## DATA PROVIDED

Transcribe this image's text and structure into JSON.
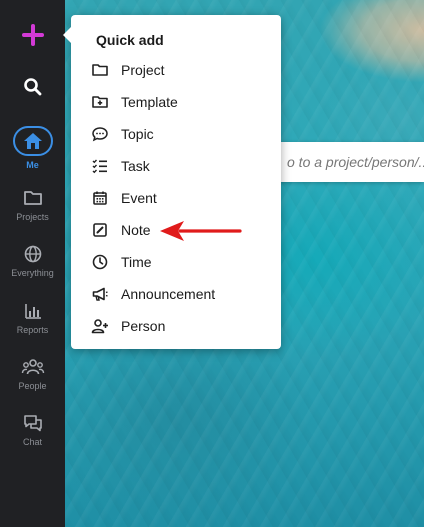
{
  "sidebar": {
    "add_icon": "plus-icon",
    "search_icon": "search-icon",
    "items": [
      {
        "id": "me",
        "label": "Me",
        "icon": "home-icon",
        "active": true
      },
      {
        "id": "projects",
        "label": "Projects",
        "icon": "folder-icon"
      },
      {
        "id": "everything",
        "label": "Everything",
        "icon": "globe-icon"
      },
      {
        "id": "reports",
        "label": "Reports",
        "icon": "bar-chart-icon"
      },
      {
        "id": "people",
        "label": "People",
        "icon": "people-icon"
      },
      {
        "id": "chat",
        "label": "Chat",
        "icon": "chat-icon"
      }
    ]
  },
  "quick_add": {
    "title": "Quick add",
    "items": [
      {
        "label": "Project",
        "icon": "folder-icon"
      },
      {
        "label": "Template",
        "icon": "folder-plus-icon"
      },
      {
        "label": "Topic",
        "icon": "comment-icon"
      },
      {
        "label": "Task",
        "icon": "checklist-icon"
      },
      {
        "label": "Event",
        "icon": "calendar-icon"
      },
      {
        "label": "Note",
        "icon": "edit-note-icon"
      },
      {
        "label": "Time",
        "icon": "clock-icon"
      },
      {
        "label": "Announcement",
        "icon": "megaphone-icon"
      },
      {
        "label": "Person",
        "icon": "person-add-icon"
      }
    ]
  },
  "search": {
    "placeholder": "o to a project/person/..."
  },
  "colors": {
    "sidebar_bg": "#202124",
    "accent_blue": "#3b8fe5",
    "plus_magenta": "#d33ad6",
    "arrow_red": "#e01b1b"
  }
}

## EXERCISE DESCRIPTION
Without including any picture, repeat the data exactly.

## RESPONSE AREA
Transcribe this image's text and structure into JSON.
{
  "sidebar": {
    "add_icon": "plus-icon",
    "search_icon": "search-icon",
    "items": [
      {
        "id": "me",
        "label": "Me",
        "icon": "home-icon",
        "active": true
      },
      {
        "id": "projects",
        "label": "Projects",
        "icon": "folder-icon"
      },
      {
        "id": "everything",
        "label": "Everything",
        "icon": "globe-icon"
      },
      {
        "id": "reports",
        "label": "Reports",
        "icon": "bar-chart-icon"
      },
      {
        "id": "people",
        "label": "People",
        "icon": "people-icon"
      },
      {
        "id": "chat",
        "label": "Chat",
        "icon": "chat-icon"
      }
    ]
  },
  "quick_add": {
    "title": "Quick add",
    "items": [
      {
        "label": "Project",
        "icon": "folder-icon"
      },
      {
        "label": "Template",
        "icon": "folder-plus-icon"
      },
      {
        "label": "Topic",
        "icon": "comment-icon"
      },
      {
        "label": "Task",
        "icon": "checklist-icon"
      },
      {
        "label": "Event",
        "icon": "calendar-icon"
      },
      {
        "label": "Note",
        "icon": "edit-note-icon"
      },
      {
        "label": "Time",
        "icon": "clock-icon"
      },
      {
        "label": "Announcement",
        "icon": "megaphone-icon"
      },
      {
        "label": "Person",
        "icon": "person-add-icon"
      }
    ]
  },
  "search": {
    "placeholder": "o to a project/person/..."
  },
  "colors": {
    "sidebar_bg": "#202124",
    "accent_blue": "#3b8fe5",
    "plus_magenta": "#d33ad6",
    "arrow_red": "#e01b1b"
  }
}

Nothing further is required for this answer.